Wednesday 11 August
New hive 1
After making a split on 3 August, George’s hive (number 5) at Swanmore produced multiple queen cells which by Monday 10th August were all sealed.
The nuc was created using five frames, including one of stores, one brood (which included most of the queen cells) and a frame of drawn comb.
This nuc was transferred to West End apiary with the aim of increasing the number of association teaching colonies there.
As it’s late in the season, it’s unlikely we’ll transfer this colony to a full size hive this year. It will be better over-wintering in a nuc as that means less space for the bees to keep warm.
However, as this nuc does not accommodate a super, we’ll transfer the colony into one that does in the next couple of days. Hopefully that will allow the bees to add some winter stores.
Monday 16 August 2021
Denise took out the inspection tray from Hive 3 today. It was previously reported the colony was showing signs of Deformed Wing Virus which usually points to a high varroa load. Denise counted over 109 varroa on this board today (which is indeed very high) and has started a second Apivar treatment as a result.
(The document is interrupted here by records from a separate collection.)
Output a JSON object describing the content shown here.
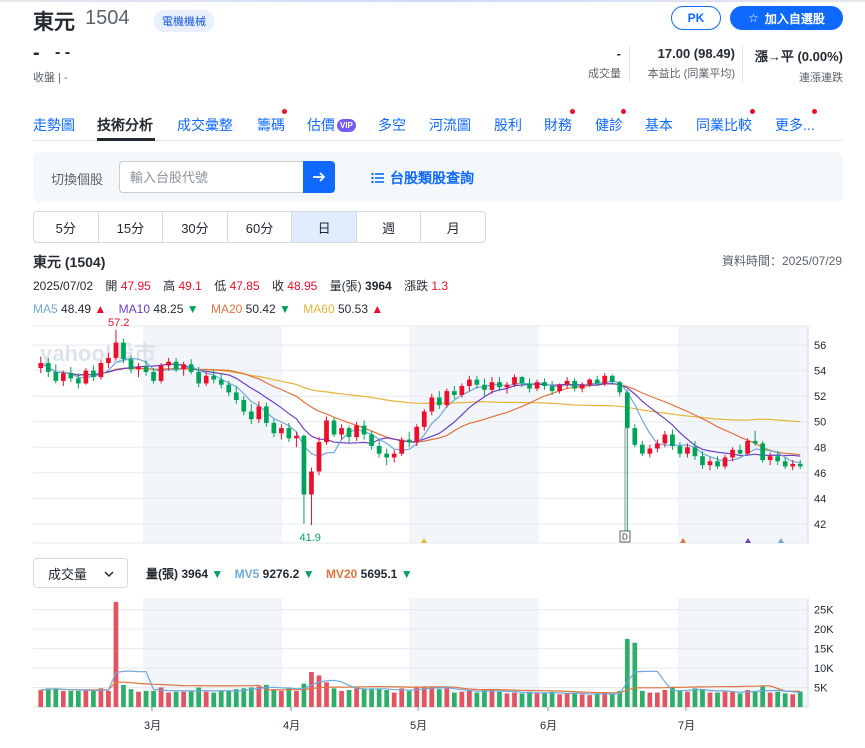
{
  "stock": {
    "name": "東元",
    "code": "1504",
    "tag": "電機機械"
  },
  "actions": {
    "pk_label": "PK",
    "watchlist_label": "加入自選股"
  },
  "quote": {
    "price": "-",
    "change": "- -",
    "close_label": "收盤 | -",
    "stats": [
      {
        "value": "-",
        "label": "成交量"
      },
      {
        "value": "17.00 (98.49)",
        "label": "本益比 (同業平均)"
      },
      {
        "value": "漲→平 (0.00%)",
        "label": "連漲連跌"
      }
    ]
  },
  "nav": {
    "items": [
      {
        "label": "走勢圖",
        "dot": false
      },
      {
        "label": "技術分析",
        "dot": false,
        "active": true
      },
      {
        "label": "成交彙整",
        "dot": false
      },
      {
        "label": "籌碼",
        "dot": true
      },
      {
        "label": "估價",
        "dot": false,
        "vip": "VIP"
      },
      {
        "label": "多空",
        "dot": false
      },
      {
        "label": "河流圖",
        "dot": false
      },
      {
        "label": "股利",
        "dot": false
      },
      {
        "label": "財務",
        "dot": true
      },
      {
        "label": "健診",
        "dot": true
      },
      {
        "label": "基本",
        "dot": false
      },
      {
        "label": "同業比較",
        "dot": true
      },
      {
        "label": "更多...",
        "dot": true
      }
    ]
  },
  "search": {
    "label": "切換個股",
    "placeholder": "輸入台股代號",
    "category_link": "台股類股查詢"
  },
  "periods": [
    {
      "label": "5分"
    },
    {
      "label": "15分"
    },
    {
      "label": "30分"
    },
    {
      "label": "60分"
    },
    {
      "label": "日",
      "active": true
    },
    {
      "label": "週"
    },
    {
      "label": "月"
    }
  ],
  "chart_info": {
    "title": "東元 (1504)",
    "data_time": "資料時間：2025/07/29",
    "date": "2025/07/02",
    "open_label": "開",
    "open": "47.95",
    "high_label": "高",
    "high": "49.1",
    "low_label": "低",
    "low": "47.85",
    "close_label": "收",
    "close": "48.95",
    "volume_label": "量(張)",
    "volume": "3964",
    "change_label": "漲跌",
    "change": "1.3"
  },
  "ma": [
    {
      "label": "MA5",
      "value": "48.49",
      "dir": "▲",
      "color": "#6fa8dc"
    },
    {
      "label": "MA10",
      "value": "48.25",
      "dir": "▼",
      "color": "#6c3fc4"
    },
    {
      "label": "MA20",
      "value": "50.42",
      "dir": "▼",
      "color": "#e0743d"
    },
    {
      "label": "MA60",
      "value": "50.53",
      "dir": "▲",
      "color": "#e6b33a"
    }
  ],
  "volume_panel": {
    "select_label": "成交量",
    "legend": [
      {
        "label": "量(張)",
        "value": "3964",
        "dir": "▼",
        "color": "#232a31"
      },
      {
        "label": "MV5",
        "value": "9276.2",
        "dir": "▼",
        "color": "#6fa8dc"
      },
      {
        "label": "MV20",
        "value": "5695.1",
        "dir": "▼",
        "color": "#e0743d"
      }
    ]
  },
  "chart_data": [
    {
      "type": "candlestick",
      "y_ticks": [
        42,
        44,
        46,
        48,
        50,
        52,
        54,
        56
      ],
      "ylim": [
        40.5,
        57.5
      ],
      "annotations": {
        "high_label": "57.2",
        "low_label": "41.9",
        "marker": "D"
      },
      "watermark": "yahoo!股市",
      "candles": [
        [
          54.2,
          55.1,
          53.8,
          54.6
        ],
        [
          54.6,
          55.0,
          53.5,
          53.9
        ],
        [
          53.9,
          54.5,
          53.0,
          53.2
        ],
        [
          53.2,
          54.0,
          52.8,
          53.8
        ],
        [
          53.8,
          54.3,
          53.1,
          53.4
        ],
        [
          53.4,
          53.8,
          52.6,
          53.0
        ],
        [
          53.0,
          54.2,
          52.9,
          54.0
        ],
        [
          54.0,
          54.4,
          53.2,
          53.5
        ],
        [
          53.5,
          54.8,
          53.3,
          54.6
        ],
        [
          54.6,
          55.4,
          54.2,
          55.0
        ],
        [
          55.0,
          57.2,
          54.8,
          56.2
        ],
        [
          56.2,
          56.5,
          54.6,
          54.9
        ],
        [
          54.9,
          55.2,
          53.8,
          54.1
        ],
        [
          54.1,
          54.6,
          53.5,
          54.3
        ],
        [
          54.3,
          54.8,
          53.6,
          53.9
        ],
        [
          53.9,
          54.2,
          53.0,
          53.2
        ],
        [
          53.2,
          54.6,
          53.0,
          54.4
        ],
        [
          54.4,
          55.0,
          54.0,
          54.7
        ],
        [
          54.7,
          55.0,
          53.9,
          54.1
        ],
        [
          54.1,
          54.7,
          53.6,
          54.5
        ],
        [
          54.5,
          54.9,
          53.7,
          53.9
        ],
        [
          53.9,
          54.3,
          52.7,
          53.0
        ],
        [
          53.0,
          53.9,
          52.8,
          53.6
        ],
        [
          53.6,
          54.0,
          53.0,
          53.3
        ],
        [
          53.3,
          53.8,
          52.6,
          52.9
        ],
        [
          52.9,
          53.2,
          52.0,
          52.3
        ],
        [
          52.3,
          52.8,
          51.4,
          51.7
        ],
        [
          51.7,
          52.0,
          50.5,
          50.8
        ],
        [
          50.8,
          51.4,
          49.8,
          50.2
        ],
        [
          50.2,
          51.6,
          49.9,
          51.2
        ],
        [
          51.2,
          51.5,
          49.6,
          49.9
        ],
        [
          49.9,
          50.2,
          48.8,
          49.1
        ],
        [
          49.1,
          49.8,
          48.6,
          49.5
        ],
        [
          49.5,
          49.9,
          48.4,
          48.7
        ],
        [
          48.7,
          49.2,
          48.0,
          48.9
        ],
        [
          48.9,
          49.0,
          42.0,
          44.3
        ],
        [
          44.3,
          46.4,
          41.9,
          46.1
        ],
        [
          46.1,
          48.8,
          45.8,
          48.4
        ],
        [
          48.4,
          50.4,
          48.2,
          50.1
        ],
        [
          50.1,
          50.3,
          48.8,
          49.0
        ],
        [
          49.0,
          49.8,
          48.6,
          49.5
        ],
        [
          49.5,
          49.7,
          48.4,
          48.8
        ],
        [
          48.8,
          50.0,
          48.5,
          49.7
        ],
        [
          49.7,
          50.1,
          48.6,
          49.0
        ],
        [
          49.0,
          49.3,
          47.8,
          48.1
        ],
        [
          48.1,
          48.6,
          47.2,
          47.5
        ],
        [
          47.5,
          47.9,
          46.6,
          47.2
        ],
        [
          47.2,
          47.8,
          46.8,
          47.5
        ],
        [
          47.5,
          48.8,
          47.3,
          48.6
        ],
        [
          48.6,
          49.2,
          48.0,
          48.4
        ],
        [
          48.4,
          49.8,
          48.1,
          49.6
        ],
        [
          49.6,
          51.0,
          49.3,
          50.8
        ],
        [
          50.8,
          52.2,
          50.5,
          51.9
        ],
        [
          51.9,
          52.4,
          51.0,
          51.3
        ],
        [
          51.3,
          52.6,
          51.1,
          52.4
        ],
        [
          52.4,
          52.8,
          51.8,
          52.1
        ],
        [
          52.1,
          53.0,
          51.9,
          52.8
        ],
        [
          52.8,
          53.6,
          52.4,
          53.3
        ],
        [
          53.3,
          53.6,
          52.6,
          52.9
        ],
        [
          52.9,
          53.4,
          52.0,
          52.5
        ],
        [
          52.5,
          53.5,
          52.2,
          53.1
        ],
        [
          53.1,
          53.5,
          52.4,
          52.7
        ],
        [
          52.7,
          53.1,
          52.2,
          52.9
        ],
        [
          52.9,
          53.7,
          52.7,
          53.5
        ],
        [
          53.5,
          53.6,
          52.7,
          53.0
        ],
        [
          53.0,
          53.4,
          52.3,
          52.6
        ],
        [
          52.6,
          53.3,
          52.4,
          53.1
        ],
        [
          53.1,
          53.4,
          52.5,
          52.8
        ],
        [
          52.8,
          53.2,
          52.1,
          52.4
        ],
        [
          52.4,
          53.0,
          52.2,
          52.9
        ],
        [
          52.9,
          53.5,
          52.6,
          53.2
        ],
        [
          53.2,
          53.4,
          52.4,
          52.6
        ],
        [
          52.6,
          53.1,
          52.3,
          52.9
        ],
        [
          52.9,
          53.4,
          52.7,
          53.3
        ],
        [
          53.3,
          53.6,
          52.8,
          53.0
        ],
        [
          53.0,
          53.8,
          52.8,
          53.6
        ],
        [
          53.6,
          53.7,
          52.9,
          53.1
        ],
        [
          53.1,
          53.2,
          52.0,
          52.3
        ],
        [
          52.3,
          52.5,
          41.0,
          49.5
        ],
        [
          49.5,
          49.8,
          48.0,
          48.2
        ],
        [
          48.2,
          48.5,
          47.3,
          47.5
        ],
        [
          47.5,
          48.2,
          47.2,
          47.9
        ],
        [
          47.9,
          48.6,
          47.6,
          48.3
        ],
        [
          48.3,
          49.3,
          48.0,
          49.0
        ],
        [
          49.0,
          49.4,
          47.8,
          48.1
        ],
        [
          48.1,
          48.4,
          47.2,
          47.5
        ],
        [
          47.5,
          48.3,
          47.2,
          48.0
        ],
        [
          48.0,
          48.5,
          47.0,
          47.3
        ],
        [
          47.3,
          47.7,
          46.3,
          46.6
        ],
        [
          46.6,
          47.2,
          46.2,
          46.9
        ],
        [
          46.9,
          47.3,
          46.3,
          46.5
        ],
        [
          46.5,
          47.4,
          46.3,
          47.2
        ],
        [
          47.2,
          48.0,
          46.9,
          47.8
        ],
        [
          47.8,
          48.2,
          47.3,
          47.5
        ],
        [
          47.5,
          48.7,
          47.4,
          48.5
        ],
        [
          48.5,
          49.3,
          48.1,
          48.3
        ],
        [
          48.3,
          48.5,
          46.8,
          47.0
        ],
        [
          47.0,
          47.6,
          46.6,
          47.3
        ],
        [
          47.3,
          47.7,
          46.6,
          46.9
        ],
        [
          46.9,
          47.2,
          46.3,
          46.5
        ],
        [
          46.5,
          47.0,
          46.2,
          46.7
        ],
        [
          46.7,
          47.0,
          46.3,
          46.5
        ]
      ]
    },
    {
      "type": "bar",
      "series_name": "成交量",
      "y_ticks": [
        "5K",
        "10K",
        "15K",
        "20K",
        "25K"
      ],
      "ylim": [
        0,
        28000
      ],
      "x_ticks": [
        "3月",
        "4月",
        "5月",
        "6月",
        "7月"
      ],
      "values": [
        3964
      ]
    }
  ]
}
If you are able to enlarge this image, you can clearly see the dark, crab-like varroa. Note how Denise draws a grid onto the monitoring board to make counting easier. We’ll keep you posted on how the colony responds.
Louise went to West End this morning to remove a queen cell from the nuc we transferred from Swanmore last week; see note above. As she was doing it, a queen hatched out in her hand, which Louise skilfully managed to contain!
The new queen is bound for the hive belonging to new member Ritchie as the swarm we collected for him earlier in the season had gone queenless. The virgin Louise installed in Ritchie’s hive today is our last-ditch attempt to get his colony on track this year! Let’s hope for fine weather and a successful mating.
Denise also added a super containing drawn comb to the nuc as planned. Drawn comb was needed as it probably too late in the season for the bees to draw out comb. We plan to over-winter the bees in the nuc and a super with drawn comb should allow them to add some winter stores. No queen in the nuc yet.